• _Data about app and page elements_:
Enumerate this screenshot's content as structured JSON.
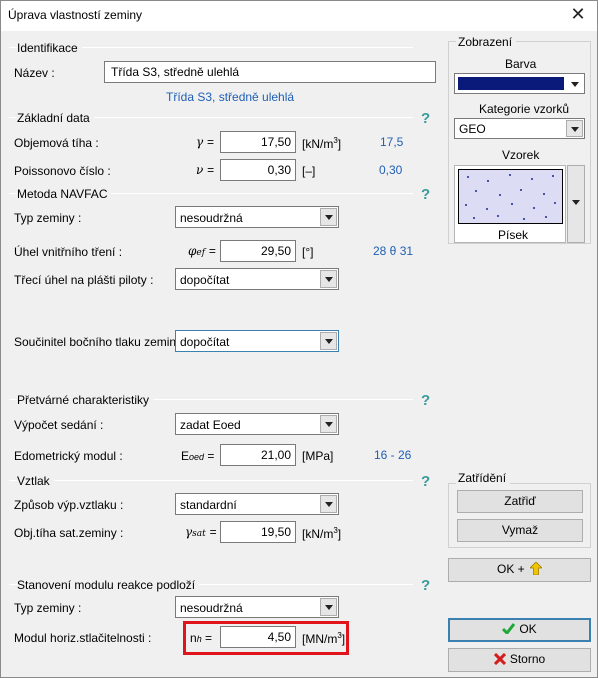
{
  "window": {
    "title": "Úprava vlastností zeminy",
    "close_glyph": "✕"
  },
  "identification": {
    "section_title": "Identifikace",
    "name_label": "Název :",
    "name_value": "Třída S3, středně ulehlá",
    "name_hint": "Třída S3, středně ulehlá"
  },
  "basic": {
    "section_title": "Základní data",
    "help": "?",
    "unit_weight": {
      "label": "Objemová tíha :",
      "symbol": "γ",
      "eq": "=",
      "value": "17,50",
      "unit": "[kN/m",
      "unit_sup": "3",
      "unit_end": "]",
      "hint": "17,5"
    },
    "poisson": {
      "label": "Poissonovo číslo :",
      "symbol": "ν",
      "eq": "=",
      "value": "0,30",
      "unit": "[–]",
      "hint": "0,30"
    }
  },
  "navfac": {
    "section_title": "Metoda NAVFAC",
    "help": "?",
    "soil_type": {
      "label": "Typ zeminy :",
      "value": "nesoudržná"
    },
    "friction_angle": {
      "label": "Úhel vnitřního tření :",
      "symbol": "φ",
      "sub": "ef",
      "eq": "=",
      "value": "29,50",
      "unit": "[°]",
      "hint": "28 θ 31"
    },
    "pile_friction": {
      "label": "Třecí úhel na plášti piloty :",
      "value": "dopočítat"
    },
    "lateral_pressure": {
      "label": "Součinitel bočního tlaku zeminy :",
      "value": "dopočítat"
    }
  },
  "deformation": {
    "section_title": "Přetvárné charakteristiky",
    "help": "?",
    "settlement": {
      "label": "Výpočet sedání :",
      "value": "zadat Eoed"
    },
    "oedometric": {
      "label": "Edometrický modul :",
      "symbol": "E",
      "sub": "oed",
      "eq": "=",
      "value": "21,00",
      "unit": "[MPa]",
      "hint": "16 - 26"
    }
  },
  "uplift": {
    "section_title": "Vztlak",
    "help": "?",
    "mode": {
      "label": "Způsob výp.vztlaku :",
      "value": "standardní"
    },
    "sat_weight": {
      "label": "Obj.tíha sat.zeminy :",
      "symbol": "γ",
      "sub": "sat",
      "eq": "=",
      "value": "19,50",
      "unit": "[kN/m",
      "unit_sup": "3",
      "unit_end": "]"
    }
  },
  "subgrade": {
    "section_title": "Stanovení modulu reakce podloží",
    "help": "?",
    "soil_type": {
      "label": "Typ zeminy :",
      "value": "nesoudržná"
    },
    "modulus": {
      "label": "Modul horiz.stlačitelnosti :",
      "symbol": "n",
      "sub": "h",
      "eq": "=",
      "value": "4,50",
      "unit": "[MN/m",
      "unit_sup": "3",
      "unit_end": "]"
    }
  },
  "display": {
    "group_title": "Zobrazení",
    "color_label": "Barva",
    "color_value": "#0a1a7a",
    "category_label": "Kategorie vzorků",
    "category_value": "GEO",
    "pattern_label": "Vzorek",
    "pattern_name": "Písek"
  },
  "classification": {
    "group_title": "Zatřídění",
    "classify_button": "Zatřiď",
    "clear_button": "Vymaž"
  },
  "buttons": {
    "ok_plus": "OK +",
    "ok": "OK",
    "cancel": "Storno"
  },
  "colors": {
    "hint_blue": "#1f5fb5",
    "help_teal": "#3a9a9a",
    "highlight_red": "#e1131b",
    "ok_green": "#1fa83a",
    "cancel_red": "#d41c1c",
    "arrow_yellow": "#f0c400"
  }
}
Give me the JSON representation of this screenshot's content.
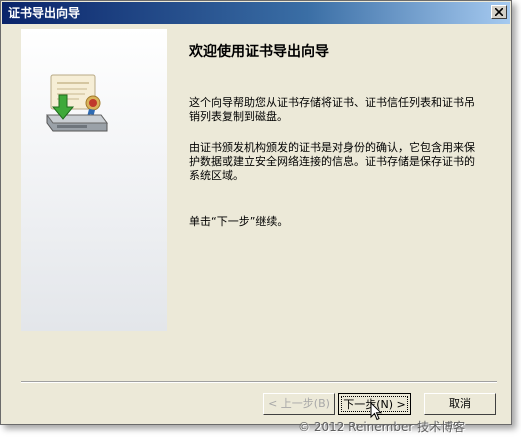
{
  "window": {
    "title": "证书导出向导"
  },
  "wizard": {
    "heading": "欢迎使用证书导出向导",
    "paragraph1": "这个向导帮助您从证书存储将证书、证书信任列表和证书吊销列表复制到磁盘。",
    "paragraph2": "由证书颁发机构颁发的证书是对身份的确认，它包含用来保护数据或建立安全网络连接的信息。证书存储是保存证书的系统区域。",
    "paragraph3": "单击“下一步”继续。"
  },
  "buttons": {
    "back": "< 上一步(B)",
    "next": "下一步(N) >",
    "cancel": "取消"
  },
  "watermark": "© 2012 Reinember 技术博客",
  "icons": [
    "certificate-export-icon",
    "close-icon",
    "mouse-cursor-icon"
  ],
  "colors": {
    "title_bar_start": "#0a246a",
    "title_bar_end": "#a6caf0",
    "dialog_bg": "#ece9d8",
    "seal_red": "#c0392b",
    "arrow_green": "#3fa93a"
  }
}
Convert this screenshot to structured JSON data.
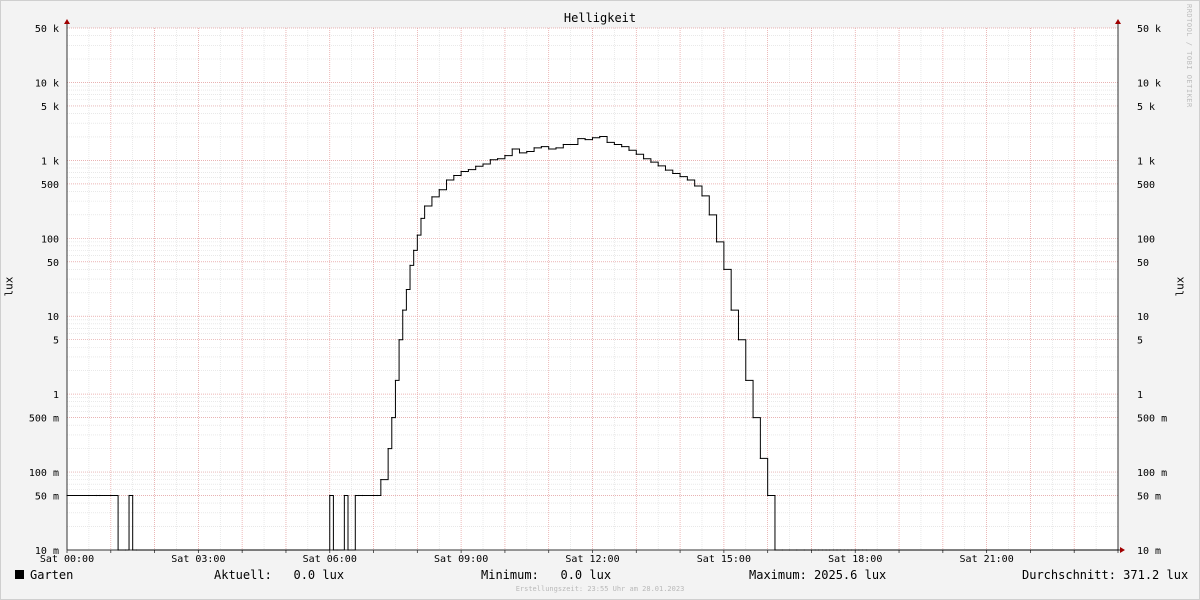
{
  "chart_data": {
    "type": "line",
    "title": "Helligkeit",
    "ylabel": "lux",
    "yscale": "log",
    "ylim": [
      0.01,
      50000
    ],
    "y_ticks": [
      {
        "value": 50000,
        "label": "50 k"
      },
      {
        "value": 10000,
        "label": "10 k"
      },
      {
        "value": 5000,
        "label": "5 k"
      },
      {
        "value": 1000,
        "label": "1 k"
      },
      {
        "value": 500,
        "label": "500"
      },
      {
        "value": 100,
        "label": "100"
      },
      {
        "value": 50,
        "label": "50"
      },
      {
        "value": 10,
        "label": "10"
      },
      {
        "value": 5,
        "label": "5"
      },
      {
        "value": 1,
        "label": "1"
      },
      {
        "value": 0.5,
        "label": "500 m"
      },
      {
        "value": 0.1,
        "label": "100 m"
      },
      {
        "value": 0.05,
        "label": "50 m"
      },
      {
        "value": 0.01,
        "label": "10 m"
      }
    ],
    "xlim": [
      "00:00",
      "24:00"
    ],
    "x_ticks": [
      {
        "value": "00:00",
        "label": "Sat 00:00"
      },
      {
        "value": "03:00",
        "label": "Sat 03:00"
      },
      {
        "value": "06:00",
        "label": "Sat 06:00"
      },
      {
        "value": "09:00",
        "label": "Sat 09:00"
      },
      {
        "value": "12:00",
        "label": "Sat 12:00"
      },
      {
        "value": "15:00",
        "label": "Sat 15:00"
      },
      {
        "value": "18:00",
        "label": "Sat 18:00"
      },
      {
        "value": "21:00",
        "label": "Sat 21:00"
      }
    ],
    "grid": true,
    "series": [
      {
        "name": "Garten",
        "color": "#000000",
        "x": [
          "00:00",
          "00:40",
          "00:45",
          "01:10",
          "01:20",
          "01:25",
          "01:30",
          "01:35",
          "06:00",
          "06:05",
          "06:10",
          "06:20",
          "06:25",
          "06:35",
          "06:40",
          "06:45",
          "07:05",
          "07:10",
          "07:20",
          "07:25",
          "07:30",
          "07:35",
          "07:40",
          "07:45",
          "07:50",
          "07:55",
          "08:00",
          "08:05",
          "08:10",
          "08:20",
          "08:30",
          "08:40",
          "08:50",
          "09:00",
          "09:10",
          "09:20",
          "09:30",
          "09:40",
          "09:50",
          "10:00",
          "10:10",
          "10:20",
          "10:30",
          "10:40",
          "10:50",
          "11:00",
          "11:10",
          "11:20",
          "11:30",
          "11:40",
          "11:50",
          "12:00",
          "12:10",
          "12:20",
          "12:30",
          "12:40",
          "12:50",
          "13:00",
          "13:10",
          "13:20",
          "13:30",
          "13:40",
          "13:50",
          "14:00",
          "14:10",
          "14:20",
          "14:30",
          "14:40",
          "14:50",
          "15:00",
          "15:10",
          "15:20",
          "15:30",
          "15:40",
          "15:50",
          "16:00",
          "16:10",
          "16:20",
          "16:30",
          "16:40",
          "16:50",
          "17:00",
          "17:05",
          "17:10",
          "17:15",
          "17:20",
          "17:25",
          "17:30",
          "17:35",
          "17:40",
          "17:45",
          "17:50",
          "17:55",
          "18:00",
          "18:05",
          "18:10",
          "18:15",
          "24:00"
        ],
        "values": [
          0.05,
          0.05,
          0.05,
          0.01,
          0.01,
          0.05,
          0.01,
          0.01,
          0.05,
          0.01,
          0.01,
          0.05,
          0.01,
          0.05,
          0.05,
          0.05,
          0.05,
          0.08,
          0.2,
          0.5,
          1.5,
          5,
          12,
          22,
          45,
          70,
          110,
          180,
          260,
          340,
          420,
          560,
          640,
          720,
          760,
          840,
          900,
          1020,
          1050,
          1150,
          1400,
          1250,
          1300,
          1450,
          1500,
          1400,
          1450,
          1600,
          1600,
          1900,
          1850,
          1950,
          2025,
          1700,
          1600,
          1500,
          1350,
          1200,
          1050,
          950,
          850,
          750,
          680,
          620,
          560,
          470,
          350,
          200,
          90,
          40,
          12,
          5,
          1.5,
          0.5,
          0.15,
          0.05,
          0.01,
          0.01,
          0.01,
          0.01,
          0.01,
          0.01,
          0.01,
          0.01,
          0.01,
          0.01,
          0.01,
          0.01,
          0.01,
          0.01,
          0.01,
          0.01,
          0.01,
          0.01,
          0.01,
          0.01,
          0.01,
          0.01
        ]
      }
    ]
  },
  "legend": {
    "series_name": "Garten",
    "aktuell": "Aktuell:   0.0 lux",
    "minimum": "Minimum:   0.0 lux",
    "maximum": "Maximum: 2025.6 lux",
    "durchschnitt": "Durchschnitt: 371.2 lux"
  },
  "watermark": "RRDTOOL / TOBI OETIKER",
  "footer": "Erstellungszeit: 23:55 Uhr am 28.01.2023"
}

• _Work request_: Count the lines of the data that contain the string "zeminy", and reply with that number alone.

• _The completed task_: 5